Director, Honors Program
Professor Craig A. Stern is a professor at Regent University School of Law and the director of the Honors Program. He began as an adjunct with Regent in 1988 and came on full time in 1990. Stern received his J.D. from the University of Virginia School of Law and his B.A. cum laude from Yale University. At Yale he studied Classics.
Stern has been admitted to the bar in Virginia, the District of Columbia, and several federal jurisdictions. He has served as an associate attorney for Fried, Frank, Harris, Shriver & Kampelman, as the Assistant Deputy Director of the Legal and Administrative Agencies Group, Office of President-elect Ronald Reagan, as counsel to the Subcommittee on Separation of Powers, U.S. Senate Committee on the Judiciary, as the associate editor of BENCHMARK for the Center for Judicial Studies in Washington, D.C., and Cumberland, Virginia, as special counsel and director of publications for the Constitutional Law Center, and as Special Assistant United States Attorney for the Eastern District of Virginia in Norfolk.

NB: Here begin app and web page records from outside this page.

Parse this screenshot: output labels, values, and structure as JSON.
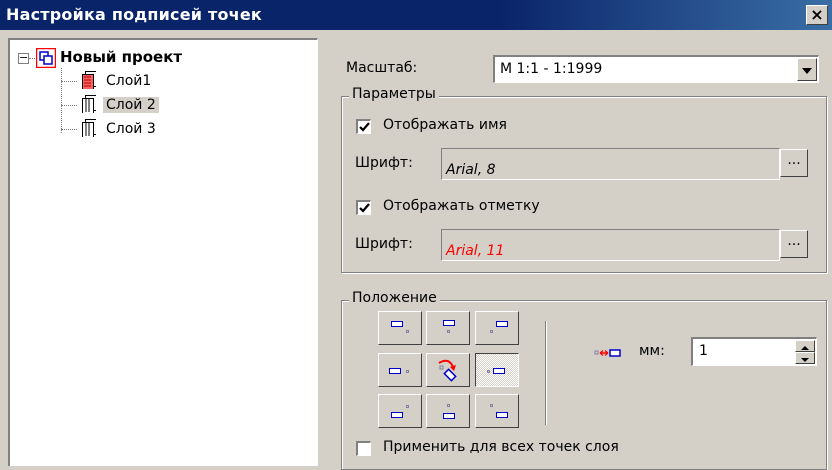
{
  "window": {
    "title": "Настройка подписей точек",
    "close_label": "×"
  },
  "tree": {
    "root": {
      "label": "Новый проект",
      "expander": "⊟"
    },
    "layers": [
      {
        "label": "Слой1",
        "icon": "layer-red-icon"
      },
      {
        "label": "Слой 2",
        "icon": "layer-icon",
        "selected": true
      },
      {
        "label": "Слой 3",
        "icon": "layer-icon"
      }
    ]
  },
  "scale": {
    "label": "Масштаб:",
    "value": "М 1:1 - 1:1999"
  },
  "params": {
    "title": "Параметры",
    "show_name": {
      "label": "Отображать имя",
      "checked": true
    },
    "font1": {
      "label": "Шрифт:",
      "value": "Arial, 8",
      "color": "#000000"
    },
    "show_mark": {
      "label": "Отображать отметку",
      "checked": true
    },
    "font2": {
      "label": "Шрифт:",
      "value": "Arial, 11",
      "color": "#ff0000"
    },
    "browse_label": "..."
  },
  "position": {
    "title": "Положение",
    "offset_label": "мм:",
    "offset_value": "1",
    "selected_position": "right",
    "apply_all": {
      "label": "Применить для всех точек слоя",
      "checked": false
    }
  },
  "colors": {
    "title_bar": "#0a246a",
    "accent_blue": "#0000cc",
    "red": "#ff0000"
  }
}
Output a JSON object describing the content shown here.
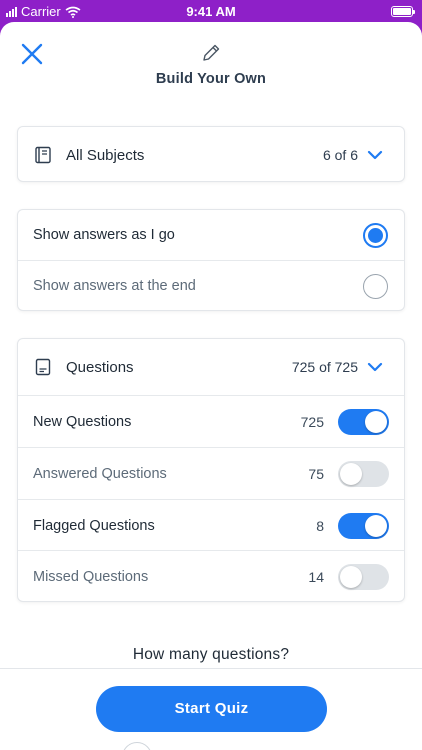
{
  "status_bar": {
    "carrier": "Carrier",
    "time": "9:41 AM"
  },
  "header": {
    "title": "Build Your Own"
  },
  "subjects": {
    "label": "All Subjects",
    "count": "6 of 6"
  },
  "answers": {
    "options": [
      {
        "label": "Show answers as I go",
        "selected": true
      },
      {
        "label": "Show answers at the end",
        "selected": false
      }
    ]
  },
  "questions": {
    "label": "Questions",
    "count": "725 of 725",
    "filters": [
      {
        "label": "New Questions",
        "count": "725",
        "enabled": true
      },
      {
        "label": "Answered Questions",
        "count": "75",
        "enabled": false
      },
      {
        "label": "Flagged Questions",
        "count": "8",
        "enabled": true
      },
      {
        "label": "Missed Questions",
        "count": "14",
        "enabled": false
      }
    ]
  },
  "how_many": {
    "label": "How many questions?"
  },
  "footer": {
    "start_label": "Start Quiz"
  },
  "colors": {
    "accent": "#1f7bf2",
    "status_bar": "#8e20c8"
  },
  "icons": [
    "close-icon",
    "pencil-icon",
    "book-icon",
    "chevron-down-icon",
    "document-icon"
  ]
}
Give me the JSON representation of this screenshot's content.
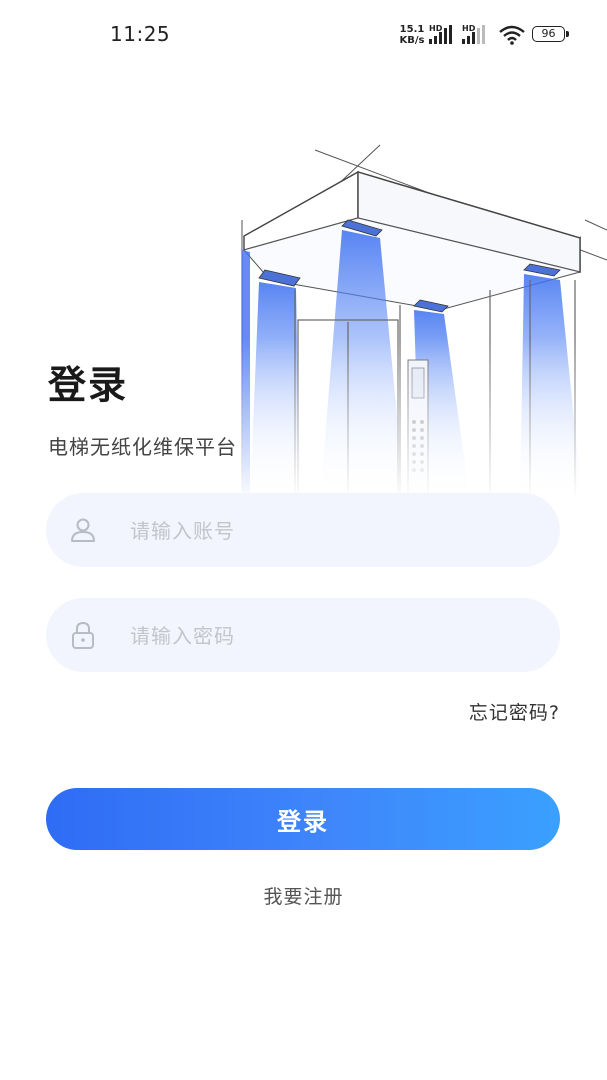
{
  "status_bar": {
    "time": "11:25",
    "net_speed_value": "15.1",
    "net_speed_unit": "KB/s",
    "hd_label": "HD",
    "battery": "96"
  },
  "page": {
    "title": "登录",
    "subtitle": "电梯无纸化维保平台"
  },
  "form": {
    "account_placeholder": "请输入账号",
    "password_placeholder": "请输入密码",
    "forgot_label": "忘记密码?",
    "login_label": "登录",
    "register_label": "我要注册"
  },
  "colors": {
    "accent_start": "#2f6cf5",
    "accent_end": "#3aa0ff",
    "input_bg": "#f2f5fd"
  },
  "icons": {
    "account": "user-icon",
    "password": "lock-icon",
    "hero": "elevator-illustration"
  }
}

His teaching and research interests include: Human Rights, Federal Courts, Conflict of Laws, Jurisprudence, Legal History and Criminal Law.
Books and Monographs:
Church, State, and Education: A Federal Circuit Manual (1985).
Judging the Judges: The First Two Years of the Reagan Bench (1985).
"Mens Rea and Mental Disorder" in The Insanity Defense: Multidisciplinary Views on Its History, Trends, and Controversies (2017).
Select Journal Articles and Notes:
"Megillath Esther and the Rule of Law: Disobedience and Oblication, 17 RUTGERS J.L. & RELIGION 244 (2016).
"The Heart of Mens Rea and the Insanity of Psychopaths," 42 Capital University Law Review 619 (2014).
"The Founders on: 'Does the Constitution Work?'" 5 Akron Journal of Constitutional Law & Policy 1 (2013-14).
"Another Sign from Hein: Does the Generalized Grievance Fail a Constitutional or a Prudential Test of Federal Standing to Sue?" 12 Lewis & Clark Law Review 1169 (2008).
"The Coherence of Natural Inalienable Rights," 76 UMKC Law Review 939 (2008) (co-authored with Gregory M. Jones).
"The Common Law and the Religious Foundations of the Rule of Law Before Casey," 38 University of San Francisco Law Review 499 (2004).
"Article III and Expanding the Power of the United States Court of Federal Claims," 71 George Washington Law Review 818 (2003).
"Torah and Murder: The Cities of Refuge and Anglo-American Law," 35 Valparaiso University Law Review 461 (2001).
"Crime, Moral Luck, and the Sermon on the Mount", 48 Catholic University Law Review 801 (1999).
"Justinian: Lieutenant of Christ, Legislator for Christendom," 11 Regent University Law Review 151 (1998).
"What's a Constitution Among Friends? Unbalancing Article III," 146 University of Pennsylvania Law Review 1043 (1998).
"Things Not Nice: An Essay on Civil Government," 8 Regent University Law Review 1 (1997).
"Foreign Judgments and the Freedom of Speech: Look Who's Talking," 60 Brook Law Review 999 (1994).
Distinguished Professor of Law
Chief Counsel, American Center for Law and Justice